So actually, the whole range of human emotions are recognized and respected under Islam. People are not denied being “human” and having their weak moments, they're allowed to experience all sorts of feelings, both good and bad, as long as they make a serious effort to regain their balance and composure and get back in control quickly.

In short, Islam provides an applicable system for being wise and strong humans, who are in control of their feelings, and not the other way around.

Related articles:

We Are All in the Same Boat

Can You Listen With Your Eyes?

Live Dialogue on human relations and communication in Islam

 

By: Sahar El-Nadi (*)

 
 

(*) Sahar El-Nadi Holds a BA in ancient history and culture from Cairo University . She worked in many people-related careers in parallel, including presenting public events and TV programs; instructing training courses in communication, thinking skills and cross cultural issues, and managing multinational e-communities on the internet, with award winning online projects since 1998.

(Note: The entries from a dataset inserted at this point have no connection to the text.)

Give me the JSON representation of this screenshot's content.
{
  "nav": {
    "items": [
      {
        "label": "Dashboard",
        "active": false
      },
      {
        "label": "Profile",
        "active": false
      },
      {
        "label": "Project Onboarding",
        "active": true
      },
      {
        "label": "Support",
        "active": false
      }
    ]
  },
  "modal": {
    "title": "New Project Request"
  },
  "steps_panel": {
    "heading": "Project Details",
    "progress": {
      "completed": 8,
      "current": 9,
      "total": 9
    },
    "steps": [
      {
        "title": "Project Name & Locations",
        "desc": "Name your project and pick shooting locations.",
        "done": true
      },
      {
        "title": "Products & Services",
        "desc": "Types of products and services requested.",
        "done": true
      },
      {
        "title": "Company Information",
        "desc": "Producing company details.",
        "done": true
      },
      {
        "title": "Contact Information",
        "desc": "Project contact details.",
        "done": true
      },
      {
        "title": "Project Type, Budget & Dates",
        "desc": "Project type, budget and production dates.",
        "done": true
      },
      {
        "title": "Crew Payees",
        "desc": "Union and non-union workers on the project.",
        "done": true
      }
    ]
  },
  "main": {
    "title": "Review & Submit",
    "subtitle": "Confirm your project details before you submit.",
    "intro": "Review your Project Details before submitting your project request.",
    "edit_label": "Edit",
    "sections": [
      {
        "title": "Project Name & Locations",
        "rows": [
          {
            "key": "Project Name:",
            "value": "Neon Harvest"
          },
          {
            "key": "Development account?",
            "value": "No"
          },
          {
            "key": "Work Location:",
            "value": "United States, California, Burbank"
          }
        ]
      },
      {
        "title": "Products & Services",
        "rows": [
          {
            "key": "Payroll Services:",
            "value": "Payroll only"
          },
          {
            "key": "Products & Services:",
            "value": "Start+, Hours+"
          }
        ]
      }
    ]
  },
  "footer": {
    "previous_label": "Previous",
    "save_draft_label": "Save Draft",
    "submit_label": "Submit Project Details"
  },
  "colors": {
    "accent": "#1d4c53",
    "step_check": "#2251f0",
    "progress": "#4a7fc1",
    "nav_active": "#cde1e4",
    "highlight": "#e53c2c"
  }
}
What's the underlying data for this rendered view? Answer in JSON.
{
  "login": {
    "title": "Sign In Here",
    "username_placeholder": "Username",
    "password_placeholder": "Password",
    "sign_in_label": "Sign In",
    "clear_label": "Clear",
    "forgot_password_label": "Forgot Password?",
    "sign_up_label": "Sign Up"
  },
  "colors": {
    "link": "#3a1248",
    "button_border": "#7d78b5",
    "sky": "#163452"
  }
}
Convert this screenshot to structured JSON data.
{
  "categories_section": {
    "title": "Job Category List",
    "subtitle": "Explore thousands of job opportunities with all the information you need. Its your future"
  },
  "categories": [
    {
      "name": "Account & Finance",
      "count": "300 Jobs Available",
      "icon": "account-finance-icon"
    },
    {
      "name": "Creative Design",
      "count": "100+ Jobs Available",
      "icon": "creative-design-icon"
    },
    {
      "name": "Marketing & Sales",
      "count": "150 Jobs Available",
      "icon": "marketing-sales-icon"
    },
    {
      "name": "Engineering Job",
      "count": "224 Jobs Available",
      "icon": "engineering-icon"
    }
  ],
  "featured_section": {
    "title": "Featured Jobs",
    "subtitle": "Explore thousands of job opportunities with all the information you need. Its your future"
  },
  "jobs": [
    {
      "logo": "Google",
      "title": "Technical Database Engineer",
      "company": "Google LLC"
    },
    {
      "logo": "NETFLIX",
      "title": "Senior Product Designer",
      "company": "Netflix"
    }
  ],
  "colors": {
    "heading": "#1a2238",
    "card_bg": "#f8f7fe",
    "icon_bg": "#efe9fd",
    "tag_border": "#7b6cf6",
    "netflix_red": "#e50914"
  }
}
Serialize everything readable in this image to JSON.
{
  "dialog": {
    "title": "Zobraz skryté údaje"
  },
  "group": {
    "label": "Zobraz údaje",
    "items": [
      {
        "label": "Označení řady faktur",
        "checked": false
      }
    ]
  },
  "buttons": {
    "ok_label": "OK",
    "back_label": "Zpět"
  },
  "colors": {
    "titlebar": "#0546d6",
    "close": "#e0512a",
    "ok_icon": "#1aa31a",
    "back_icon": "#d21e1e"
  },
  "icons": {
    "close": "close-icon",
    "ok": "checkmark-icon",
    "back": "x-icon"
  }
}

She is currently a Consultant for IslamOnline.net and ReadingIslam.com, answering questions about Islamic culture in English. Her work focuses on utilizing interpersonal skills to better represent local culture in various media channels. In 2006, she created and launched Don't Hate, Educate! www.zero-net.net a creative cross-cultural communication project following the Danish cartoons crisis. As a result, she was selected among the Women Leaders for the World by the Business School of the University of Santa Clara , California .